|1986||The 1986 on-air lineup includes: Keith Rogers, Roger Buxton, Peter Holmes, Adrian Fox, Dave Eastwood, Graham Bannerman, Geoff Cullen, Dave Gregory, Tony Monson, John Hayes, Steve Wood, John Leech and Romilly Paradine. In September, the annual Helping Hands appeal includes an evening "Soul Appeal" over the weekend.|
|1987||Essex Radio ‘Snowline’ in effect when county covered in 2 and half feet of snow in January.1st April sees Essex Radio relaunch as "Greatest Memories, Latest Hits, after an April Fools stunt where the on-air team staged an on-air walkout (extract). IBA complain about the stunt. Presenters include Adrian Fox, Matthew Jackson. The Greatest Memories Band Magical Mystery Tour performs around Essex. At the end of the year, Chief Executive Eddie Blackwell resigns|
|1988||Programme Controller Craig Denyer leaves to set up Australian station Sea FM in December. Gavin McCoy joins the on-air lineup (extract). Other on-air names include: Robbie Dee, Barry Jones & Terry Ray|
|1989||Essex Radio in the press when Mike Ahern resigns in February, Keith Rogers steps in as acting Programme Controller . In March, courageous presenter Dave Eastwood lost his battle to leukemia. April Fool’s stunt with a hot-air balloon outside broadcast flying through the ozone-layer hole.
16th July sees a launch of Breeze, on the station’s AM frequencies. Presenters include: Keith Rogers, Bill Rennells, David Baker, Ray Clark, Peter Phillips and Greg Bance.
Mark Woodman takes over as Programme Controller at the end of the year
|1993||The station’s strapline is "The Music Station". Legendary DJ Emperor Rosko starts hosting his "LA Connection" at the start of the year. Chart singer Janey Lee Grace also signs up. Ten-17 launched in Harlow on 1st May, with local broadcasts for three hours a day|

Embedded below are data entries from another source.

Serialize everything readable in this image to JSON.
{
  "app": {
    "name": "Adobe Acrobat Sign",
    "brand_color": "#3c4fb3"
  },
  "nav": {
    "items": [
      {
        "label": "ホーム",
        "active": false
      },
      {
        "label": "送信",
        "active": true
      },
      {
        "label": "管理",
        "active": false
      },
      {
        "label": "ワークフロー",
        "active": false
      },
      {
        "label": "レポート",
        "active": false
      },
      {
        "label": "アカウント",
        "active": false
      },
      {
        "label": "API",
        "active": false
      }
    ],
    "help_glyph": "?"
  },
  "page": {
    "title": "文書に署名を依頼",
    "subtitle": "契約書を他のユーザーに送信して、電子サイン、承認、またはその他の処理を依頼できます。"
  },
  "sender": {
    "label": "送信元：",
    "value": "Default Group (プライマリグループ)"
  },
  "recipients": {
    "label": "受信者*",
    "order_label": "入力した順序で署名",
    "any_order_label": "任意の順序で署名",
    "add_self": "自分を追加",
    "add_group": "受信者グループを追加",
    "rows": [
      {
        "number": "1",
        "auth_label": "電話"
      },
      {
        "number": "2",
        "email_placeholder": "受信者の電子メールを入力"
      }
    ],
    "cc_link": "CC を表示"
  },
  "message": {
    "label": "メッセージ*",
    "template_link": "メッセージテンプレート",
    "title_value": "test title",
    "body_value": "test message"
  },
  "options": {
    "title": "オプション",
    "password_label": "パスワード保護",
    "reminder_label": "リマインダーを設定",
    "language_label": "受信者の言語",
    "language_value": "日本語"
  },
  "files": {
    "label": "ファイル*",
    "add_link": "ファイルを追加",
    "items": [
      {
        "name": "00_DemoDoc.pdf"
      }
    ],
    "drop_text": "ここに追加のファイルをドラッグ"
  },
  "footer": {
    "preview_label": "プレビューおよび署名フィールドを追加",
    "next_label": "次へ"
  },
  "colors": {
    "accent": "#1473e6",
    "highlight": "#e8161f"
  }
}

|1994||Essex Radio relaunched as "The Big SX". A new American jingle package, and posters with sumo wrestlers marks the launch|
|1995||New idents Essex (Swoosh-Swoosh) FM compliment "The Big SX" package. A troublesome pigeon knocks out the phone systems, and the station launches it’s first email system on air in August|
|1996||31st March sees the launch of Essex FM’s website|
|1996||April Fools stunt – the station’s won £2.2 million in the pools. There’s an on-air relaunch in July 1996|
|1997||Essex Radio acquires 96.6 Classic Hits in St. Albans. Vibe FM (regional dance station) launched in November.|
|1998||Southend relay added on 97.5 to cover the Southend area – 100 watts from the roof of Radio House, Clifftown Road. Daily Mail Group (DGM) acquires a controlling interest in Essex Radio in January. At the end of the year, DMG also acquired Kent station KFM|
|1999||Another image change – Essex FM becomes "Fresh, Fun and Exciting – the Hottest Hits"|
|2000||Daily Mail Group (DGM) sells it’s stake to GWR in June. Paul Chantler quits as Programme Director|
|2004||In October, Essex FM moved from studios in Clifftown Road, Southend, to Glebe Road in Chelmsford. More|
|2005||The 2005 on-air lineup was Martin Day and Su (breakfast), Chris Skinner, AJ, James Bassam (drivetime), Dominic Atkins and Tim Murphy|
|2008||Announcements made by the station’s owners, Global Radio, that Essex FM will be re-branded to the "Heart" brand in 2009/2010… More|
|2009||Essex FM re-branded to the "Heart" brand in June 2009… More|